In about a mile, you’ll reach Beehive Meadows and the beginning of forest service land. The trail switchbacks several times here. At 1.3 miles, Trail 40 intersects with another trail. As the sign directs, turn left for Beehive Basin and turn right for the North Fork and Ridge Trails. At this point the Beehive Basin trail is closed to mountain bikers.
As you continue up the trail, you’ll be able to spot Lone Mountain over the ridge line to the south. A bit farther up the trail and Peak 10742 aka Beehive Peak overtakes the skyline. It’s impressive.
The trail crosses a massive meadow and starts to ascend. You’ll soon enter the Spanish Peaks of the Lee Metcalf Wilderness. Continue to follow the well worn trail as it ascends through more forests and meadows and passes a seasonal lake. Eventually you will come to a large, crescent shaped, unnamed lake.
The lake is located at approximately 9,275′ and 3.3 miles from the trailhead. It takes about 1 to 2 hours to reach it. This lake is often mistaken for Beehive Lake, it is not. Beehive Lake is located on the north side of Beehive Peak and is accessed via the Spanish Creek Trailhead. It can be seen in the image below, which was taken from Beehive Peak, not Beehive Basin.
Splash around in the lake. Let the dog take a dip. Get a drink of water. Enjoy a snack. Try your luck and go fishing. Pretty much any day of the week you’ll see people enjoying this alpine playground.
The majority of people don’t venture past the lake. I always do. Follow the trail around the lake. It continues underneath the towering granite formation called The Prow. The trail climbs steeply to about 9,600′ where the trail dead ends, but the views are in a league of their own. It’s approximately 3.9 miles from the trailhead to this point.
If you’re feeling adventurous and you’re properly equipped and skilled you can rock hop to the Beehive/Mirror Saddle to the northwest to get views of Gallatin Peak or summit Peak 10,602′. You can also follow the faint climber trails to climb Beehive Peak via the Standard Route (scramble), Follow The Swarm, What’s Left, 4th of July, or one of the other technical climbing and skiing routes. Choose your own adventure. Always be safe.
Today, my dog, River, and I opted to head home from here. We scurried back down the trail the way we had come. Before we knew it we were back at the Upper Beehive Basin Trailhead and heading home and back to work. Car-to-car our hike in Beehive Basin took 2.75 hours. We covered 1700 vertical feet in 8 miles.

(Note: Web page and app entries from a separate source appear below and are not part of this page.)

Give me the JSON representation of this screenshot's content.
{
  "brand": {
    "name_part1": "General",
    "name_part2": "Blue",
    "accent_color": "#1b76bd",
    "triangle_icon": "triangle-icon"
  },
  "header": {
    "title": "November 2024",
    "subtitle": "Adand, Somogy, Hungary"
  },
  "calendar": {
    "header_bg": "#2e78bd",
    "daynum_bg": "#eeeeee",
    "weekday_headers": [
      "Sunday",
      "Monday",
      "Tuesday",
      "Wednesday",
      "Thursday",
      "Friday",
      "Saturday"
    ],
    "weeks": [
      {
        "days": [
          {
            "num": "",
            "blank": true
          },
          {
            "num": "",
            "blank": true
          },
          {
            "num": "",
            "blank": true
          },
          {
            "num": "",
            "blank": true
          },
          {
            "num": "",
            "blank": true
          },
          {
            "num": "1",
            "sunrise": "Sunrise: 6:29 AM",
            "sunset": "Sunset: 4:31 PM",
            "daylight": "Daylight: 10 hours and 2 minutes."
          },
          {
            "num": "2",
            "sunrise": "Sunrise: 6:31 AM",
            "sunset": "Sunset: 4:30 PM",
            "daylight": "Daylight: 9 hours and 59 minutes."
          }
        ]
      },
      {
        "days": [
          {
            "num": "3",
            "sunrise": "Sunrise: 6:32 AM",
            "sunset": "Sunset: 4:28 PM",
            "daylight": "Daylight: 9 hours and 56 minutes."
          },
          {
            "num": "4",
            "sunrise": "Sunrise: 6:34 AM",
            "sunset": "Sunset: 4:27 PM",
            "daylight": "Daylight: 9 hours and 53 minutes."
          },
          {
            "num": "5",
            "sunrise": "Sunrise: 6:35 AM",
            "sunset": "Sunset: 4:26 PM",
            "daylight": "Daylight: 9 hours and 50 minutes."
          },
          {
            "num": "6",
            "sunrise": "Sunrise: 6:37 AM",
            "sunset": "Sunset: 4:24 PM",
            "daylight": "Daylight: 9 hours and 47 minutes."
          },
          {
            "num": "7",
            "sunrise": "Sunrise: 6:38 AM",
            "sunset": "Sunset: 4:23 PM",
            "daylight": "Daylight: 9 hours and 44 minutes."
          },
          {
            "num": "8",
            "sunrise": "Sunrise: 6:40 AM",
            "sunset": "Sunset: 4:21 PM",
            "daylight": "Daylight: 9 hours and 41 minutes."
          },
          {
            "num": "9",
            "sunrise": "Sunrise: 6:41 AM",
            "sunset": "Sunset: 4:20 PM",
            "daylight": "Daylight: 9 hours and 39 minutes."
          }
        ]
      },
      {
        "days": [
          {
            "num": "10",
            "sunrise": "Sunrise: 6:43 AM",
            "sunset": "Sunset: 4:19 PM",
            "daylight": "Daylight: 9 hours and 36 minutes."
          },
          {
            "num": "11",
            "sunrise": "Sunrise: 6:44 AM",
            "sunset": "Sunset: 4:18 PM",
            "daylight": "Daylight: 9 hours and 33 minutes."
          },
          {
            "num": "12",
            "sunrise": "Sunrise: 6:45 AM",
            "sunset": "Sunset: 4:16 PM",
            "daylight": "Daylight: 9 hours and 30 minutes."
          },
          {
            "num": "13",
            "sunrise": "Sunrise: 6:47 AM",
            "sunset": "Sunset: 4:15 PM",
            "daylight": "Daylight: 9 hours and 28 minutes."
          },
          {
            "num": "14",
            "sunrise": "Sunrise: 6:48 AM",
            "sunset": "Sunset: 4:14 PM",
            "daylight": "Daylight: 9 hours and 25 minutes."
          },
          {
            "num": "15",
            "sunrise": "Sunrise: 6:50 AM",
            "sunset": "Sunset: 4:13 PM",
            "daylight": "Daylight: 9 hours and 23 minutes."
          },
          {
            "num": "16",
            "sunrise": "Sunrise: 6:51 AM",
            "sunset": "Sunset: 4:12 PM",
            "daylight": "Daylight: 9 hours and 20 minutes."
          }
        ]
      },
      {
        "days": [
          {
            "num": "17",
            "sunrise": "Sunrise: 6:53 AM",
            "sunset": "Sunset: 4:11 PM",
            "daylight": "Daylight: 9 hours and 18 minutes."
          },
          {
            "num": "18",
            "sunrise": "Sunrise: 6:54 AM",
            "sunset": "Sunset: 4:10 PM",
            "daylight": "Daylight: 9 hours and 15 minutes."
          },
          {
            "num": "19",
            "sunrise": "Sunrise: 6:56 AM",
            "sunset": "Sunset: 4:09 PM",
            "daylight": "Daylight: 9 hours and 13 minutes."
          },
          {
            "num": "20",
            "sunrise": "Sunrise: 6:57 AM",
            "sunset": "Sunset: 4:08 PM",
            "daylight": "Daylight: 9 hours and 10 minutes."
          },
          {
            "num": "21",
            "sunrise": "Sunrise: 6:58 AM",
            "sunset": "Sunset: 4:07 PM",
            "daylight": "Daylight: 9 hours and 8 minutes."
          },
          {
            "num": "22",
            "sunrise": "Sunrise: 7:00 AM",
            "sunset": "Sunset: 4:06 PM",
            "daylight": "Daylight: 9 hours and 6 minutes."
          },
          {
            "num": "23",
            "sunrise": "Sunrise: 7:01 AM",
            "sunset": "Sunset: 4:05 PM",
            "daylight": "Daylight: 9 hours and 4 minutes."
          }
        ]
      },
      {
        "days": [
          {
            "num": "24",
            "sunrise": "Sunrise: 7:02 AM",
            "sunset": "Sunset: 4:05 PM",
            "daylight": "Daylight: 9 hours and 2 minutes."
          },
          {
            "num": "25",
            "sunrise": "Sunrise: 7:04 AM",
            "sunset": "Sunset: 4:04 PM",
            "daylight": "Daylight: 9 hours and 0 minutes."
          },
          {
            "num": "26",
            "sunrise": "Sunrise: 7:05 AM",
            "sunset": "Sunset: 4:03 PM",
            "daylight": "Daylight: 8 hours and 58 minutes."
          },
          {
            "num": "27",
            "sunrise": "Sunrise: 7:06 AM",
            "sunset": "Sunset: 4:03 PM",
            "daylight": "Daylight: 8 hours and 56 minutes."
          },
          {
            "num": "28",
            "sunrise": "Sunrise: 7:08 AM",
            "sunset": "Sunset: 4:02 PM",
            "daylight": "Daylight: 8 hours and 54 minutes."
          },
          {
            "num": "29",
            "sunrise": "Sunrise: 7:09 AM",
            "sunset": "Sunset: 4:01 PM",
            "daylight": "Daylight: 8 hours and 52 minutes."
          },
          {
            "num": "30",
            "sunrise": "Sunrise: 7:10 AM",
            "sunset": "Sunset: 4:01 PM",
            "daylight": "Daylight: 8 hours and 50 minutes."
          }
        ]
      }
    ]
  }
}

Beehive Basin will always be a popular destination. Once you’re there, you’ll see why. If you’re seeking the solitude of the mountains and the quiet of the wilderness, you’ll be better off on a different hike – there are plenty to choose from near Big Sky!
View Route On HillMap:
Here are some additional photos from hiking Beehive Basin Trail:
This trip report is from August 11, 2015.